Could you set down all of the data again, exactly as it stands?

--- The data Enclosed Below ---

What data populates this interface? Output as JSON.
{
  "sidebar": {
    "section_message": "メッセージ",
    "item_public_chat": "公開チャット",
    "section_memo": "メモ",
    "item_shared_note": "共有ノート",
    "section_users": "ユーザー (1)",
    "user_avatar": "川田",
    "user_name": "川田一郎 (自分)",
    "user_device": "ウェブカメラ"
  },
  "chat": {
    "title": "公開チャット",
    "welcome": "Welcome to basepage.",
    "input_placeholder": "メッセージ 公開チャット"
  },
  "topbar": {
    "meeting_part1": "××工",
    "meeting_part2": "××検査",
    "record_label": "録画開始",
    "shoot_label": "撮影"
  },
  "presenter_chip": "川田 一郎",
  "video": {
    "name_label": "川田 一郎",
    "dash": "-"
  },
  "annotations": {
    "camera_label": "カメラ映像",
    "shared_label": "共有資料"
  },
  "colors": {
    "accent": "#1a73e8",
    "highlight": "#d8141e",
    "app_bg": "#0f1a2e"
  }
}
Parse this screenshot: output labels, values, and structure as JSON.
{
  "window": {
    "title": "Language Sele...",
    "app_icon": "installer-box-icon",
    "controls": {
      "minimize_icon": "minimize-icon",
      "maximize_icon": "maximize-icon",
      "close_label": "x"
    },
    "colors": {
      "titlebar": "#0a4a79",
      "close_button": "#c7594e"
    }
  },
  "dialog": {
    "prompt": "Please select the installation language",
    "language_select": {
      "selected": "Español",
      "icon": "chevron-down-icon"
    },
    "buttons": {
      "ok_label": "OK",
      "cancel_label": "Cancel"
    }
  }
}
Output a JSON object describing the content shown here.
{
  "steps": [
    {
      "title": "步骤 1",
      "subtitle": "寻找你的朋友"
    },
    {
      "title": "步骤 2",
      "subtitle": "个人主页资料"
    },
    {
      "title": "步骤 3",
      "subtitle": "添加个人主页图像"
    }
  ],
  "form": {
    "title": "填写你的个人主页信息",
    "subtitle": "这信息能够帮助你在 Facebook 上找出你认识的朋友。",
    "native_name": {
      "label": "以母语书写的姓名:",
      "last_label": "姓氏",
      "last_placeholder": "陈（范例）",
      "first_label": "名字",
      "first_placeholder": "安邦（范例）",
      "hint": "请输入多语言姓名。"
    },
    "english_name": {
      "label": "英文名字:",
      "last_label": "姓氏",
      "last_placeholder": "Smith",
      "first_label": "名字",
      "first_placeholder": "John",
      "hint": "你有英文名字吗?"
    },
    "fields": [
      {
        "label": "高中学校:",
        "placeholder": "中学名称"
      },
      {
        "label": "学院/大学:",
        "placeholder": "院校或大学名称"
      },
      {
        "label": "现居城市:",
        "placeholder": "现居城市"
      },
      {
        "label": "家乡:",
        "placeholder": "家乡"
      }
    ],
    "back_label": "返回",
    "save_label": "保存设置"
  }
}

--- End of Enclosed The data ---

Result of the exercise ▸
What data populates this interface? Output as JSON.
{
  "sidebar": {
    "section_message": "メッセージ",
    "item_public_chat": "公開チャット",
    "section_memo": "メモ",
    "item_shared_note": "共有ノート",
    "section_users": "ユーザー (1)",
    "user_avatar": "川田",
    "user_name": "川田一郎 (自分)",
    "user_device": "ウェブカメラ"
  },
  "chat": {
    "title": "公開チャット",
    "welcome": "Welcome to basepage.",
    "input_placeholder": "メッセージ 公開チャット"
  },
  "topbar": {
    "meeting_part1": "××工",
    "meeting_part2": "××検査",
    "record_label": "録画開始",
    "shoot_label": "撮影"
  },
  "presenter_chip": "川田 一郎",
  "video": {
    "name_label": "川田 一郎",
    "dash": "-"
  },
  "annotations": {
    "camera_label": "カメラ映像",
    "shared_label": "共有資料"
  },
  "colors": {
    "accent": "#1a73e8",
    "highlight": "#d8141e",
    "app_bg": "#0f1a2e"
  }
}
Parse this screenshot: output labels, values, and structure as JSON.
{
  "window": {
    "title": "Language Sele...",
    "app_icon": "installer-box-icon",
    "controls": {
      "minimize_icon": "minimize-icon",
      "maximize_icon": "maximize-icon",
      "close_label": "x"
    },
    "colors": {
      "titlebar": "#0a4a79",
      "close_button": "#c7594e"
    }
  },
  "dialog": {
    "prompt": "Please select the installation language",
    "language_select": {
      "selected": "Español",
      "icon": "chevron-down-icon"
    },
    "buttons": {
      "ok_label": "OK",
      "cancel_label": "Cancel"
    }
  }
}
Output a JSON object describing the content shown here.
{
  "steps": [
    {
      "title": "步骤 1",
      "subtitle": "寻找你的朋友"
    },
    {
      "title": "步骤 2",
      "subtitle": "个人主页资料"
    },
    {
      "title": "步骤 3",
      "subtitle": "添加个人主页图像"
    }
  ],
  "form": {
    "title": "填写你的个人主页信息",
    "subtitle": "这信息能够帮助你在 Facebook 上找出你认识的朋友。",
    "native_name": {
      "label": "以母语书写的姓名:",
      "last_label": "姓氏",
      "last_placeholder": "陈（范例）",
      "first_label": "名字",
      "first_placeholder": "安邦（范例）",
      "hint": "请输入多语言姓名。"
    },
    "english_name": {
      "label": "英文名字:",
      "last_label": "姓氏",
      "last_placeholder": "Smith",
      "first_label": "名字",
      "first_placeholder": "John",
      "hint": "你有英文名字吗?"
    },
    "fields": [
      {
        "label": "高中学校:",
        "placeholder": "中学名称"
      },
      {
        "label": "学院/大学:",
        "placeholder": "院校或大学名称"
      },
      {
        "label": "现居城市:",
        "placeholder": "现居城市"
      },
      {
        "label": "家乡:",
        "placeholder": "家乡"
      }
    ],
    "back_label": "返回",
    "save_label": "保存设置"
  }
}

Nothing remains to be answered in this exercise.